U.S. District Judge Brian Buescher said he was puzzled by the arbitration board’s conclusion that termination “was excessive” discipline, but railway labor law does not allow him to review the board’s decision on the merits.
Buescher, an appointee of President Donald Trump, ruled in the case of Matthew Lebsack, an 18-year employee of the Union Pacific Railroad Co. Lebsack defecated on a train-car knuckle Nov. 20, 2016, threw feces-covered toilet paper out of the locomotive window, and informed his manager that he had left a “present” for him, according to Buescher’s opinion.
Lebsack’s co-workers cleaned the feces using bottled water and paper towels.
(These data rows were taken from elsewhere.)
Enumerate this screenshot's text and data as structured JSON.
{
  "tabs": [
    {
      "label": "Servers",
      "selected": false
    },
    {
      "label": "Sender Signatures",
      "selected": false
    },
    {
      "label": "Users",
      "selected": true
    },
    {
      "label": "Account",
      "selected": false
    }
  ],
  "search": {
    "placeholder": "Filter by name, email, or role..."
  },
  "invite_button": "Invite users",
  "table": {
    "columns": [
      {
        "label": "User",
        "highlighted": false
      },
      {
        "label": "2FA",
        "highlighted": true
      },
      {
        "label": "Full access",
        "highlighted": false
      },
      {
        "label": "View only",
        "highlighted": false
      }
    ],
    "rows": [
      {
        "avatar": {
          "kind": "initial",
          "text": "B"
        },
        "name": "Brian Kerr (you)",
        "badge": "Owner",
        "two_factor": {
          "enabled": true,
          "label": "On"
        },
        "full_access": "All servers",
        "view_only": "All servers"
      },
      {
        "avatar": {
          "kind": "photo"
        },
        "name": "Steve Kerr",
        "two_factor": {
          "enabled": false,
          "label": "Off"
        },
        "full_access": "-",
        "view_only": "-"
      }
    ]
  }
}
At an investigation hearing, Lebsack admitted the incident and apologized for his behavior. He introduced evidence that he was suffering from irritable bowel syndrome, and his wife had just left him at the time of the incident.
The railroad fired Lebsack, his union appealed and the matter was sent to an arbitration board. The union is the International Association of Sheet Metal Air, Rail, and Transportation Workers-Transportation Division, known as SMART.
The arbitration board found that firing “was too harsh,” given Lebsack’s medical and psychological issues. The board said Lebsack should be reinstated if he successfully completes a physical and a psychological evaluation.
Union Pacific sought to vacate the decision and SMART sought to enforce it.
Buescher said that, under the Railway Labor Act, he was without authority to review the merits of the board’s interpretation of the collective bargaining agreement.
The issue “is not whether the arbitrator or arbitrators erred in interpreting the contract; it is not whether they clearly erred in interpreting the contract; it is not whether they grossly erred in interpreting the contract; it is whether they interpreted the contract,” Buescher wrote, citing a federal appeals court decision.
Buescher said the arbitration board’s decision fell within its discretion, although the case troubled him.
“This court is puzzled how the arbitration board in this matter came to the conclusion that Mr. Lebsack’s actions of purposely defecating on the knuckle of his train and leaving his feces for others to clean up somehow did not constitute conduct worthy of upholding his termination,” Buescher wrote.
“As a train engineer, Mr. Lebsack operates large pieces of equipment through public spaces in our country. In his closing statement at the arbitration hearing, Mr. Lebsack’s attorney even noted that [he] ‘transports some of the most hazardous of cargo trains.’ … Upon being given such an important charge that can impact the well-being and safety of the public, Mr. Lebsack should be expected to have better judgment than that which he exhibited.”
Hat tip to Fox News.